IF this is true (and that’s a big if)… patients with allergies should be encouraged to grow nice thick nasal hair to prevent future asthma!

Read the research abstract here!

Does Nasal Hair (Vibrissae) Density Affect the Risk of Developing Asthma in Patients with Seasonal Rhinitis? Int Arch Allergy Immunol. 2011 Mar 30;156(1):75-80

*This blog post was originally published at Fauquier ENT Blog*

Latest Interviews

IDEA Labs: Medical Students Take The Lead In Healthcare Innovation

It’s no secret that doctors are disappointed with the way that the U.S. healthcare system is evolving. Most feel helpless about improving their work conditions or solving technical problems in patient care. Fortunately one young medical student was undeterred by the mountain of disappointment carried by his senior clinician mentors…

Read more »

How To Be A Successful Patient: Young Doctors Offer Some Advice

I am proud to be a part of the American Resident Project an initiative that promotes the writing of medical students residents and new physicians as they explore ideas for transforming American health care delivery. I recently had the opportunity to interview three of the writing fellows about how to…

Read more »

See all interviews »

Latest Cartoon

See all cartoons »

Latest Book Reviews

Book Review: Is Empathy Learned By Faking It Till It’s Real?

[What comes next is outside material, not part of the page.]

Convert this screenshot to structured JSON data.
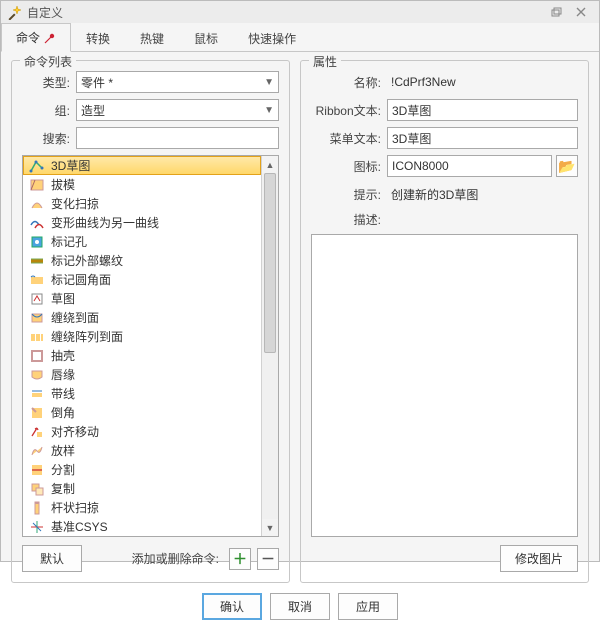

I m often asked to do book reviews on my blog and I rarely agree to them. This is because it takes me a long time to read a book and then if I don t enjoy it I figure the author would rather me remain silent than publish my…

Read more »

The Spirit Of The Place: Samuel Shem’s New Book May Depress You

When I was in medical school I read Samuel Shem s House Of God as a right of passage. At the time I found it to be a cynical yet eerily accurate portrayal of the underbelly of academic medicine. I gained comfort from its gallows humor and it made me…

Read more »

Eat To Save Your Life: Another Half-True Diet Book

I am hesitant to review diet books because they are so often a tangled mess of fact and fiction. Teasing out their truth from falsehood is about as exhausting as delousing a long-haired elementary school student. However after being approached by the authors’ PR agency with the promise of a…

Read more »

See all book reviews »